=== REQUIRED ACTION ===
Each line of the data holding "TESTER" should be found and copied.

=== DATA FOR ANALYSIS ===
= Beginning of Section =
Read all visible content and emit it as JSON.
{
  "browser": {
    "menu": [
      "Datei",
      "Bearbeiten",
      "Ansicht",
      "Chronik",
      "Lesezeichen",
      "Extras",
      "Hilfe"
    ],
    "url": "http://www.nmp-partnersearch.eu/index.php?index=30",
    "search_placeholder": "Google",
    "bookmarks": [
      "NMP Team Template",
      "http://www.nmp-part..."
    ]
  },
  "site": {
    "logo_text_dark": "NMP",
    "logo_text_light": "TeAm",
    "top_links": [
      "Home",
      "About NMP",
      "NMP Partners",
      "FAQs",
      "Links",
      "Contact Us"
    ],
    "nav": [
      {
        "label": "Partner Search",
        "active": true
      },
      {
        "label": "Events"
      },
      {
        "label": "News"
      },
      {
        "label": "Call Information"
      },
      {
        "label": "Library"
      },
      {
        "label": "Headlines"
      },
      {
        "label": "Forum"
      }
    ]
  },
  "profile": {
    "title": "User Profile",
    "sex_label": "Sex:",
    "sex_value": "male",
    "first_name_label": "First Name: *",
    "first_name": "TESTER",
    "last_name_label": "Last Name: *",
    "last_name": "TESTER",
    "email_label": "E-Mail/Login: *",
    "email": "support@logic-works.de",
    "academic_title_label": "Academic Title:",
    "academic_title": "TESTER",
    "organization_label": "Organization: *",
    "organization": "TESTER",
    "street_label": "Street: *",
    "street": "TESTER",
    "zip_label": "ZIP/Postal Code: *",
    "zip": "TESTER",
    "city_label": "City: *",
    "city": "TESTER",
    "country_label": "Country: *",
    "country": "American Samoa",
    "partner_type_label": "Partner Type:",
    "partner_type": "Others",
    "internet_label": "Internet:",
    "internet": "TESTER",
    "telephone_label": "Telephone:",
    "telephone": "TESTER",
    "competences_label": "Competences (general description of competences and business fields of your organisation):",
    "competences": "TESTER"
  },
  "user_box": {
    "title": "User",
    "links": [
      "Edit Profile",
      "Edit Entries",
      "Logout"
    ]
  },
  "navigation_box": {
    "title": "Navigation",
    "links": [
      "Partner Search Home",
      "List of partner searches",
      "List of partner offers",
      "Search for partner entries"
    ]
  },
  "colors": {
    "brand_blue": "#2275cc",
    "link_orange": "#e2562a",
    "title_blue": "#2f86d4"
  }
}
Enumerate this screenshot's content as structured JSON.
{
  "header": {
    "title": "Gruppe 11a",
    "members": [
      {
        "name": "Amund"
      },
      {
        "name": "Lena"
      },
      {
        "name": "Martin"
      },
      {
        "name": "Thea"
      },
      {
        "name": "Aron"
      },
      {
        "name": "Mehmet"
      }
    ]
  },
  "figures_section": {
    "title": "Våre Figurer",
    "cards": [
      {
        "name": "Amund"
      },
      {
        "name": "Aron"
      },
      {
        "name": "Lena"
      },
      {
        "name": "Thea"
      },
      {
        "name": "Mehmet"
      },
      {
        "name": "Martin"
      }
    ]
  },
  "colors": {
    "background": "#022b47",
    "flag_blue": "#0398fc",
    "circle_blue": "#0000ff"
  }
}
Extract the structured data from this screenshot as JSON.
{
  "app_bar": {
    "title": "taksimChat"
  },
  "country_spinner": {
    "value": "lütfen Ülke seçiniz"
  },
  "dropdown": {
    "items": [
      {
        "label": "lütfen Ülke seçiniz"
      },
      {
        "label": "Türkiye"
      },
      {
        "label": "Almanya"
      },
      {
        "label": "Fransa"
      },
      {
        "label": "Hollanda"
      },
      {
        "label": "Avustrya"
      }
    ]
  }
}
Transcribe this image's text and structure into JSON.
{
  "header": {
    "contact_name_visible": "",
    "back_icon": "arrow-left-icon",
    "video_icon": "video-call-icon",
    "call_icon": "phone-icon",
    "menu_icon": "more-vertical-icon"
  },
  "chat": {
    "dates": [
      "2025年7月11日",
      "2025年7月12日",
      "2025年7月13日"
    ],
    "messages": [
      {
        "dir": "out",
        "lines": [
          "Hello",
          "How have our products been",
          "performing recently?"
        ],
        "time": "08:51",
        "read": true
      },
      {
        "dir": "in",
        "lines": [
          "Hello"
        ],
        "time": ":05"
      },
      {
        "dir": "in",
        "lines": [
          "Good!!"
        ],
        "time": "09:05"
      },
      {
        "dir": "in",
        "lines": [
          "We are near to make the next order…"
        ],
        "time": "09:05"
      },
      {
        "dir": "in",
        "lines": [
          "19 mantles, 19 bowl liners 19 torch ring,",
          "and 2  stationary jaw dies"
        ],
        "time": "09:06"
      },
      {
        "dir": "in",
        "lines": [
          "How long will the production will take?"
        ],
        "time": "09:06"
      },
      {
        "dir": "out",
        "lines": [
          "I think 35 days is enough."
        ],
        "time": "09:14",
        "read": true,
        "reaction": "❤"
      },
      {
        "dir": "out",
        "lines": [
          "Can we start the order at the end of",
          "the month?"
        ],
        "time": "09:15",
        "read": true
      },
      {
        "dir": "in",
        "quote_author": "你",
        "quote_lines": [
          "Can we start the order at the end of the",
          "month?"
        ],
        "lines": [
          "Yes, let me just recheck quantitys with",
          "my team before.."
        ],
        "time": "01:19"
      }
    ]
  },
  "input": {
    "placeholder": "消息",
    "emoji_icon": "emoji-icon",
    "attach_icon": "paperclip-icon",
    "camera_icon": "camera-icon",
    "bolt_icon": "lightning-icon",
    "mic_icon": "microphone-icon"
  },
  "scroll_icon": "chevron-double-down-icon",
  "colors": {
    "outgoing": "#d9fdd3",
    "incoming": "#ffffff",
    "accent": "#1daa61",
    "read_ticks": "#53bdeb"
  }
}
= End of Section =
=== SOLUTION FOR THIS TASK ===
    "first_name": "TESTER",
    "last_name": "TESTER",
    "academic_title": "TESTER",
    "organization": "TESTER",
    "street": "TESTER",
    "zip": "TESTER",
    "city": "TESTER",
    "internet": "TESTER",
    "telephone": "TESTER",
    "competences": "TESTER"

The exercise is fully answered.